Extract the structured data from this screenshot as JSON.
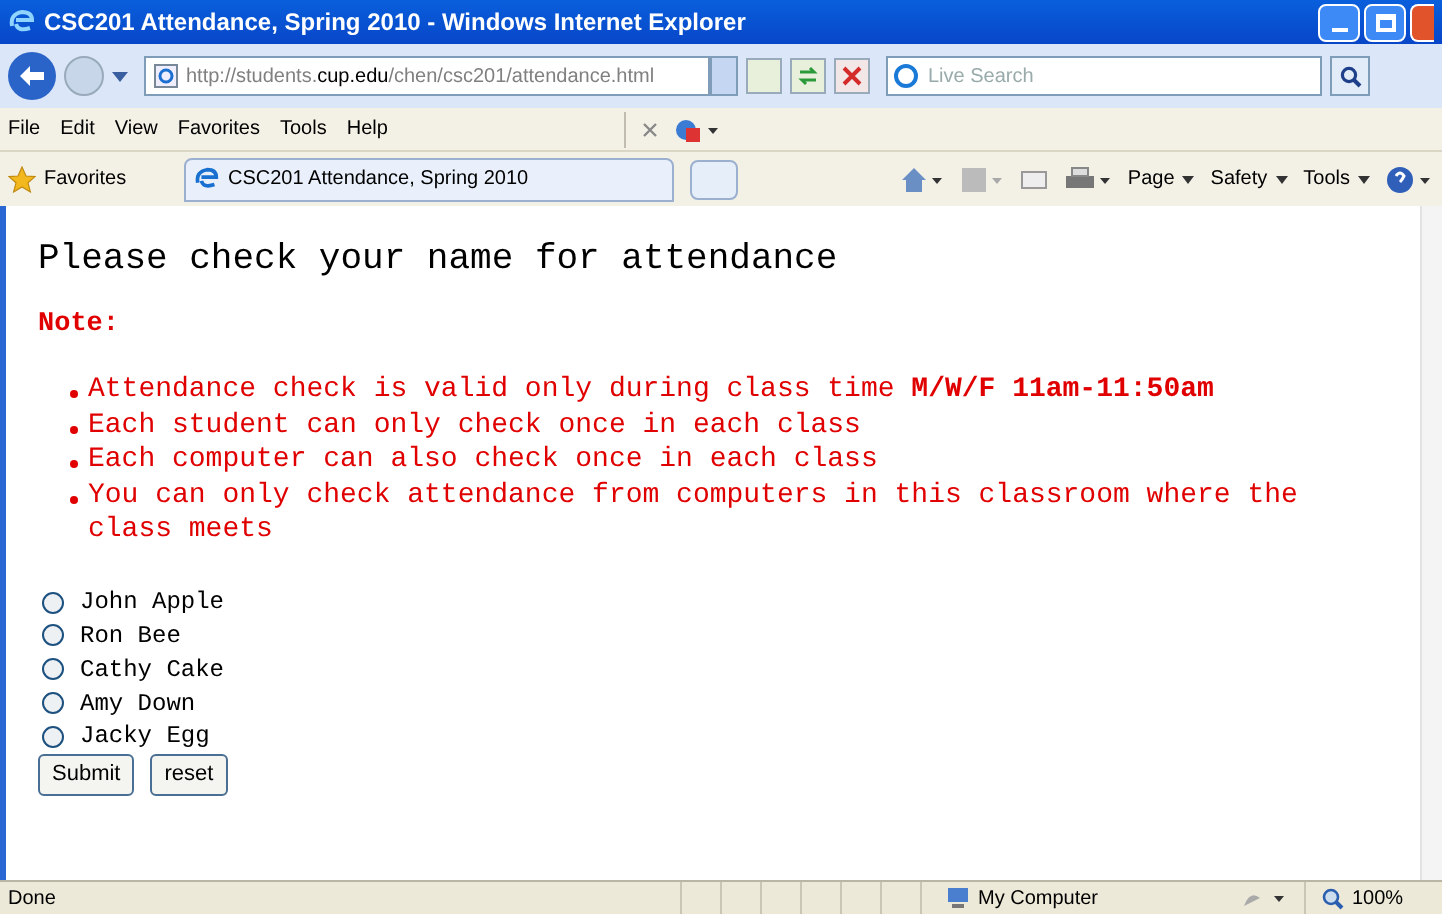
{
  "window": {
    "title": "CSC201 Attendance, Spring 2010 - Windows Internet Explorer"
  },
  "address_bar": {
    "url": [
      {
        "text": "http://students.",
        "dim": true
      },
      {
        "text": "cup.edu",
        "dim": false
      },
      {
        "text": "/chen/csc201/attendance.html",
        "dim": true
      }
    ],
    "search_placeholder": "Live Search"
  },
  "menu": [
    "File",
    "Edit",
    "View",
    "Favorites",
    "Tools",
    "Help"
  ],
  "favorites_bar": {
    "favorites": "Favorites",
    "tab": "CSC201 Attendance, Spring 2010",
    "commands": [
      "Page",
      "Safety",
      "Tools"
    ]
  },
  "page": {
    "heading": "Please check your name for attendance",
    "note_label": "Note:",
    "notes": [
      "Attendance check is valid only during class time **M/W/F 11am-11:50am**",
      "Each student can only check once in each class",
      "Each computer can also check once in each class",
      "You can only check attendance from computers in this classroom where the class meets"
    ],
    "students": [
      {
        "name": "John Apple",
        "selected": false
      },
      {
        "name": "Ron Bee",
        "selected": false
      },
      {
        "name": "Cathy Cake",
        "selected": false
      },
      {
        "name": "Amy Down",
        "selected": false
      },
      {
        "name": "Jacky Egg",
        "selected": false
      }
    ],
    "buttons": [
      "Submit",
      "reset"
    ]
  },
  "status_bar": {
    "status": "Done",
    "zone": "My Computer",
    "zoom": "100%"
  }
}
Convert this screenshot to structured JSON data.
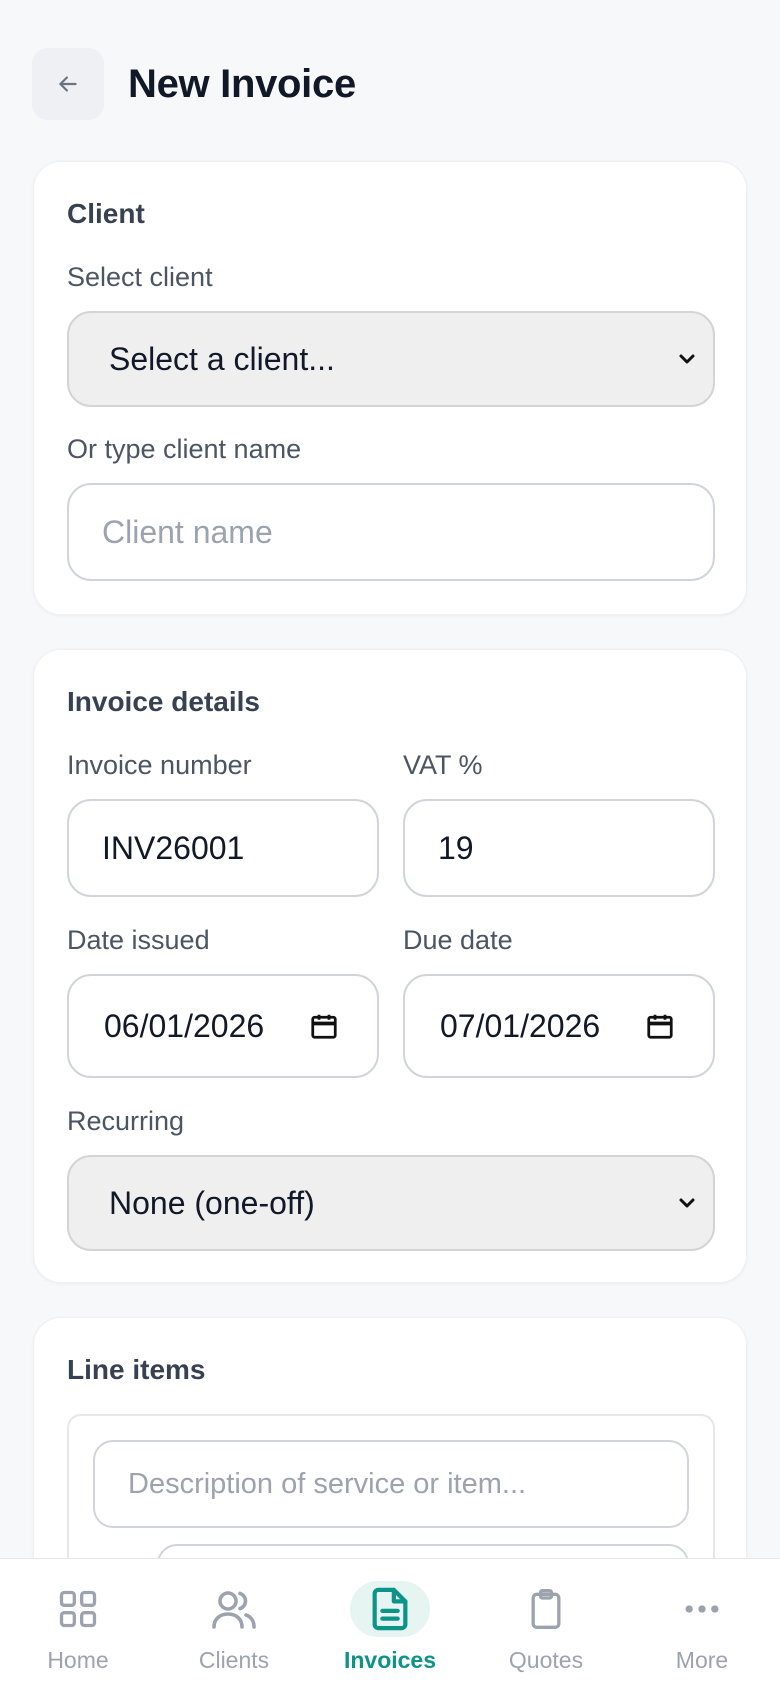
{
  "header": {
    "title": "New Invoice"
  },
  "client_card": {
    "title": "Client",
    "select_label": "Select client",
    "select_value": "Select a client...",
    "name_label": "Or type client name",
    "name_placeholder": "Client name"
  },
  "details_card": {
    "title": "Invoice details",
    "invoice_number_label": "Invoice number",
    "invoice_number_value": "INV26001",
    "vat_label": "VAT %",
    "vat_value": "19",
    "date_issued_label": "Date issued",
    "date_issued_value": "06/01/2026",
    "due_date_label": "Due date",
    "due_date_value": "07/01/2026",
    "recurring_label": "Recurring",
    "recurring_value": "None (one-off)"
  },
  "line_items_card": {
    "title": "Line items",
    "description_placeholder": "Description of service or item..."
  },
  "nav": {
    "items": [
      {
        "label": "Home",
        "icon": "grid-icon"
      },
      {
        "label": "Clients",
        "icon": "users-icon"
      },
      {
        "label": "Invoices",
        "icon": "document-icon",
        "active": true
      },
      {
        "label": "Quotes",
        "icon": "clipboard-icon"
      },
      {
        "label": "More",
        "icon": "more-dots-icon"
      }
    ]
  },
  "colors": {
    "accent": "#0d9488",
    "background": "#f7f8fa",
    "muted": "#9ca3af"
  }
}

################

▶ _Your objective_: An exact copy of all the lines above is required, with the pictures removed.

▶ _Answer box_:
Extract the structured data from this screenshot as JSON.
{
  "window": {
    "title": "CSC201 Attendance, Spring 2010 - Windows Internet Explorer"
  },
  "address_bar": {
    "url": [
      {
        "text": "http://students.",
        "dim": true
      },
      {
        "text": "cup.edu",
        "dim": false
      },
      {
        "text": "/chen/csc201/attendance.html",
        "dim": true
      }
    ],
    "search_placeholder": "Live Search"
  },
  "menu": [
    "File",
    "Edit",
    "View",
    "Favorites",
    "Tools",
    "Help"
  ],
  "favorites_bar": {
    "favorites": "Favorites",
    "tab": "CSC201 Attendance, Spring 2010",
    "commands": [
      "Page",
      "Safety",
      "Tools"
    ]
  },
  "page": {
    "heading": "Please check your name for attendance",
    "note_label": "Note:",
    "notes": [
      "Attendance check is valid only during class time **M/W/F 11am-11:50am**",
      "Each student can only check once in each class",
      "Each computer can also check once in each class",
      "You can only check attendance from computers in this classroom where the class meets"
    ],
    "students": [
      {
        "name": "John Apple",
        "selected": false
      },
      {
        "name": "Ron Bee",
        "selected": false
      },
      {
        "name": "Cathy Cake",
        "selected": false
      },
      {
        "name": "Amy Down",
        "selected": false
      },
      {
        "name": "Jacky Egg",
        "selected": false
      }
    ],
    "buttons": [
      "Submit",
      "reset"
    ]
  },
  "status_bar": {
    "status": "Done",
    "zone": "My Computer",
    "zoom": "100%"
  }
}
Convert this screenshot to structured JSON data.
{
  "header": {
    "title": "New Invoice"
  },
  "client_card": {
    "title": "Client",
    "select_label": "Select client",
    "select_value": "Select a client...",
    "name_label": "Or type client name",
    "name_placeholder": "Client name"
  },
  "details_card": {
    "title": "Invoice details",
    "invoice_number_label": "Invoice number",
    "invoice_number_value": "INV26001",
    "vat_label": "VAT %",
    "vat_value": "19",
    "date_issued_label": "Date issued",
    "date_issued_value": "06/01/2026",
    "due_date_label": "Due date",
    "due_date_value": "07/01/2026",
    "recurring_label": "Recurring",
    "recurring_value": "None (one-off)"
  },
  "line_items_card": {
    "title": "Line items",
    "description_placeholder": "Description of service or item..."
  },
  "nav": {
    "items": [
      {
        "label": "Home",
        "icon": "grid-icon"
      },
      {
        "label": "Clients",
        "icon": "users-icon"
      },
      {
        "label": "Invoices",
        "icon": "document-icon",
        "active": true
      },
      {
        "label": "Quotes",
        "icon": "clipboard-icon"
      },
      {
        "label": "More",
        "icon": "more-dots-icon"
      }
    ]
  },
  "colors": {
    "accent": "#0d9488",
    "background": "#f7f8fa",
    "muted": "#9ca3af"
  }
}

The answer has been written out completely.